- The IMPROV study group.(2015). Improving the radical cure of vivax malaria (IMPROV): A study protocol for a multicentre randomised, placebo-controlled comparison of short and long course primaquine regimens. BMC Infectious Diseases, 15,558. doi: 10.1186/s12879-015-1276-2.
- The APMEN Vivax Working Group. (2015). Targeting vivax malaria in the Asia Pacific - The Asia Pacific malaria elimination network vivax working group. Malaria Journal, 14, 484. doi: 10.1186/s12936-015-0958-y
- Thriemer, K., Hong, N.V., Rosanas-Urgell, A., Phuc, B.Q., Ha, D.M., Pockele, E., et al. (2014). Delayed parasite clearance after treatment with dihydroartemisinin-piperaquine in Plasmodium falciparum malaria patients in Central Vietnam. Antimicrobial Agents and Chemotherapy, 58(12), 7049-55. pii: AAC.02746-14.
- Thriemer, K., Ley, B., Menten, J.,& van den Ende, J.(2013). A systematic review and meta-analyses of the performance of two point of care typhoid fever tests, Tubex TF and Typhid,ot, in endemic countries. PLoS One, 8(12) e81263. doi: 10.1371/journal.pone.0081263.
- Thriemer, K., Ley, B., Ame, S., Deen, J., Pak, G.D., Chang, N.Y., et al. Clinical and Epidemiological Features of Typhoid Fever in Pemba, Zanzibar: Assessment of the WHO case definition. PLoS ONE, 7(12): e51823. doi:10.1371/journal.pone.0051823
- Thriemer, K., Ley, B., Ame, S., von Seidlein, L., Pak,G.D., Chang, N.Y., et al. (2012). The burden of invasive bacterial infections in Pemba, Zanzibar. PLoS One,7(2), e30350
Menzies School of Health (Menzies) researcher Dr Kamala Thriemer has been awarded a prestigious $1.25 million CSL Centenary Fellowship to develop and optimise treatment programs against vivax malaria in SE Asia and the Horn of Africa.

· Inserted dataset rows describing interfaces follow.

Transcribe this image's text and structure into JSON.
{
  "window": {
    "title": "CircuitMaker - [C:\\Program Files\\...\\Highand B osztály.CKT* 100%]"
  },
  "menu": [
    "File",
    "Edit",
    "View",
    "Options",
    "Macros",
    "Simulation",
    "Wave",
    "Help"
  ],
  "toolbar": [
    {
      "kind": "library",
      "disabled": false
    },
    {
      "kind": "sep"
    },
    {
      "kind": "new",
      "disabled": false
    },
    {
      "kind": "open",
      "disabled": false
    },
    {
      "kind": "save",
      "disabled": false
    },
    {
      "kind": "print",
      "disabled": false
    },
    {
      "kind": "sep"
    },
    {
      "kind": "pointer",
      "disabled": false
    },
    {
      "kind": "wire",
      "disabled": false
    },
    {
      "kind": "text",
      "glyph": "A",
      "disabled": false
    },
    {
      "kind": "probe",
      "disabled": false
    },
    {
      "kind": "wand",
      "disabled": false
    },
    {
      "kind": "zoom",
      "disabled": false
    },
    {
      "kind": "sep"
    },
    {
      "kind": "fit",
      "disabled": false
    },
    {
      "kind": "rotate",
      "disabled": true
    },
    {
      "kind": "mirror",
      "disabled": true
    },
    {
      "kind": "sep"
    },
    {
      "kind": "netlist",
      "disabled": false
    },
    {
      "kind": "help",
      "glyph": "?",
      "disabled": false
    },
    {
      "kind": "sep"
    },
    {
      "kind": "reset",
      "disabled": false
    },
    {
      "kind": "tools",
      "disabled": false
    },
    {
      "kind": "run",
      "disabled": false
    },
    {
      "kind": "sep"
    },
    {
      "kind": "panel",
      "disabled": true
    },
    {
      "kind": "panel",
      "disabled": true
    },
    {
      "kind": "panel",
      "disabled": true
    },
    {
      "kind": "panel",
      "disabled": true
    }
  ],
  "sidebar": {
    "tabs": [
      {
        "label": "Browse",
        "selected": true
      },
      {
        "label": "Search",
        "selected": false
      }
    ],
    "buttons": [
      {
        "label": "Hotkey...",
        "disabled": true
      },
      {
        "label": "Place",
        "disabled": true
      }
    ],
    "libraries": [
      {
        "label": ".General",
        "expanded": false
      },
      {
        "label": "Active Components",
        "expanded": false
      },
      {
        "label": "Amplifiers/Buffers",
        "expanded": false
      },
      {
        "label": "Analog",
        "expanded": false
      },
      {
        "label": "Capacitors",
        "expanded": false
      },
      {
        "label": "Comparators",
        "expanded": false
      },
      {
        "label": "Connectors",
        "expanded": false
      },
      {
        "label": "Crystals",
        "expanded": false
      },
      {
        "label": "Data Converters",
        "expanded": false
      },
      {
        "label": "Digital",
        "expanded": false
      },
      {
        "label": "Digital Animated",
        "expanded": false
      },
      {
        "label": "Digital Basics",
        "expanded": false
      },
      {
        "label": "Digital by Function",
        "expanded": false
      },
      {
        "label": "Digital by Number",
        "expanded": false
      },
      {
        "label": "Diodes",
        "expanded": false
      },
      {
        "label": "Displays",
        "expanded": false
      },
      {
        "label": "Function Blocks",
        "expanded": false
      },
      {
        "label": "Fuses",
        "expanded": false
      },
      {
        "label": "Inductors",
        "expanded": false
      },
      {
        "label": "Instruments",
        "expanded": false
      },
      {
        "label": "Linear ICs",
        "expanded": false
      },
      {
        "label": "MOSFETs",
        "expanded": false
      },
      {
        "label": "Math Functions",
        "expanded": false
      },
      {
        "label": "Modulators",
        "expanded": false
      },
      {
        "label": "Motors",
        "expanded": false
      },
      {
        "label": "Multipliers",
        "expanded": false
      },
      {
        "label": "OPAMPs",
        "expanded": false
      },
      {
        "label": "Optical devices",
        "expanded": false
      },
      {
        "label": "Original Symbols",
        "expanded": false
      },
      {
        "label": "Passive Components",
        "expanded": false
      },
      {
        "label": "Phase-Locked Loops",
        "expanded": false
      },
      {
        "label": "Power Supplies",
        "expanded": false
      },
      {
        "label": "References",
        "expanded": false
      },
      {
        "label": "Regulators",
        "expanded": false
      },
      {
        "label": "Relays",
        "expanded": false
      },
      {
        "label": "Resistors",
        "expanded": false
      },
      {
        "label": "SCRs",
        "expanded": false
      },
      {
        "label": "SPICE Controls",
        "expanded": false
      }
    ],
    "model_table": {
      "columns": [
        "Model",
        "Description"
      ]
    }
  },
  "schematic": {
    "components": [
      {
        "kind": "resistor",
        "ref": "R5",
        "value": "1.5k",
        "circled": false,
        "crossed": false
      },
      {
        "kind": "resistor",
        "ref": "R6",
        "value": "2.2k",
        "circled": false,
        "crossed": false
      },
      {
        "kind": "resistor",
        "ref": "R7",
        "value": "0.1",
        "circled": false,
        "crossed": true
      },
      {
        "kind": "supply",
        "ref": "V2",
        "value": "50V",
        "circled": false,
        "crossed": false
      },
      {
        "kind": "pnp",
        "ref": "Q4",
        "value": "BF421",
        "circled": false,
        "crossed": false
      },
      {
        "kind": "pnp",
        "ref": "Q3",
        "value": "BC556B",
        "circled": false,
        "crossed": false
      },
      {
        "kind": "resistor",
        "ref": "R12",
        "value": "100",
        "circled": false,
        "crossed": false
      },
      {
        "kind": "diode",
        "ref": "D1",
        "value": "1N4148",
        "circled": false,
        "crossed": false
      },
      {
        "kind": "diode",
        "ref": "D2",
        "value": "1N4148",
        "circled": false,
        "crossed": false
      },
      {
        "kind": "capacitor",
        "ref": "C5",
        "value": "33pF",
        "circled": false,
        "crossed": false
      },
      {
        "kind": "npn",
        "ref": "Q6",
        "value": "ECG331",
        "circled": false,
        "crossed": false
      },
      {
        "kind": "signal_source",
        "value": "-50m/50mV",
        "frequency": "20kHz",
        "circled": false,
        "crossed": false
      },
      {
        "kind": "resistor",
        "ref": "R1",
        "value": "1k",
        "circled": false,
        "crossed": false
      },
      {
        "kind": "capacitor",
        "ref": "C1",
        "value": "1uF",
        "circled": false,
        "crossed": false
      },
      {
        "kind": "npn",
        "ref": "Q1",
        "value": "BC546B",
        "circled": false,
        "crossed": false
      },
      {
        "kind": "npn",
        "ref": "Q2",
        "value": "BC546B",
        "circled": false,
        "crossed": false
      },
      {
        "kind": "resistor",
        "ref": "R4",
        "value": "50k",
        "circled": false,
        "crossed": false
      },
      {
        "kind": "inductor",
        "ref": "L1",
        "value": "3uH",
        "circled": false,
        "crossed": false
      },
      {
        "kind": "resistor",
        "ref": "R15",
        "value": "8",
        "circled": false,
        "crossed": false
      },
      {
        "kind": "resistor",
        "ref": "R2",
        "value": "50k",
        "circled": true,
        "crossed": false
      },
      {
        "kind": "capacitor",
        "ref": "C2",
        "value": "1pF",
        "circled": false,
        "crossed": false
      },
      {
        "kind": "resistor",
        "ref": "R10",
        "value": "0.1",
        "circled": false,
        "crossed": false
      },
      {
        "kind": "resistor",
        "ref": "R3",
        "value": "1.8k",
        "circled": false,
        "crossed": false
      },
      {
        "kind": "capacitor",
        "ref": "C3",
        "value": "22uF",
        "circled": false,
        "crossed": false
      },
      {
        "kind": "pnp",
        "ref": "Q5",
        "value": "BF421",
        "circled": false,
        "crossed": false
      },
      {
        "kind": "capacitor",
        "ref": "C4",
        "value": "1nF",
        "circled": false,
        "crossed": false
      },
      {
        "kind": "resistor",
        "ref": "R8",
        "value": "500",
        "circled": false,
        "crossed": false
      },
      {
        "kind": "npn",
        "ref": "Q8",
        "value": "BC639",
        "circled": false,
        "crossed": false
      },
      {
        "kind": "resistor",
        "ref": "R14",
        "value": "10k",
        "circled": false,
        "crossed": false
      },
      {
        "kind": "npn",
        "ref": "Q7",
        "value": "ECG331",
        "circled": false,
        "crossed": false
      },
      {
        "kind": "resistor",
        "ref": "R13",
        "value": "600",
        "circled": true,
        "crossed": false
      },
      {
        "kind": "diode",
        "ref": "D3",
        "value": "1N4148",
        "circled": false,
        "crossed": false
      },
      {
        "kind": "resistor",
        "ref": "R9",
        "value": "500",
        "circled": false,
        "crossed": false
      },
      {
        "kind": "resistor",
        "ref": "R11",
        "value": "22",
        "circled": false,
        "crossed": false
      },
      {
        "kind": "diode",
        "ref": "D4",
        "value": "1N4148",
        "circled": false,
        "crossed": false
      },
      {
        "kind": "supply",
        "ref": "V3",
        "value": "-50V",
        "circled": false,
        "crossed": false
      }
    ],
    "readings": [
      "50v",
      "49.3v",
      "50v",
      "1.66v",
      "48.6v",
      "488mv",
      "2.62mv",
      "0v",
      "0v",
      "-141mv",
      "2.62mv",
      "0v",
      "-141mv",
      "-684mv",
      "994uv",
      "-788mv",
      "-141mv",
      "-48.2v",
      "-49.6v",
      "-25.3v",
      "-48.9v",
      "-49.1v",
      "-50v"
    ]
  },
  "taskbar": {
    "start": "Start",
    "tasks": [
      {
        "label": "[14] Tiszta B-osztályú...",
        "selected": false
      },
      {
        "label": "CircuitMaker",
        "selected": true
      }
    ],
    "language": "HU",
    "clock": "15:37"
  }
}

Two Australian scientists have each been awarded AUD$1.25 million CSL Centenary Fellowships over five years to improve treatments for two of the world’s biggest health challenges: malaria and cancer.
A new research study has shown that a seven-day treatment with a high dose of an anti-malaria drug can be tolerated by patients
A large clinical trial in Africa and Asia has shown that a 7 day course of high dose primaquine, a drug used to treat P. vivax malaria, is well tolerated.
MESA Correspondents bring you cutting-edge coverage from the 7th International Conference on Plasmodium vivax Research (ICPVR 2019).
Wrapping up the 7th International Conference on Plasmodium vivax Research, day three focused on the topics of P. vivax drugs and approaches for P. vivax elimination.
The largest grant, of $257,767, goes to the Menzies School of Health Research for a project with collaborators in Bangladesh, Indonesia and the Netherlands.
Among the other projects funded are the Menzies School of Health Research partnering with Bangladesh, Indonesia and Nepal to develop malaria treatments.
A study led by the Menzies School of Health Research recommends a two-stage treatment for the notoriously difficult-to-cure Plasmodium vivax malaria
A study into the treatment of the difficult-to-cure Plasmodium vivax malaria in Ethiopia.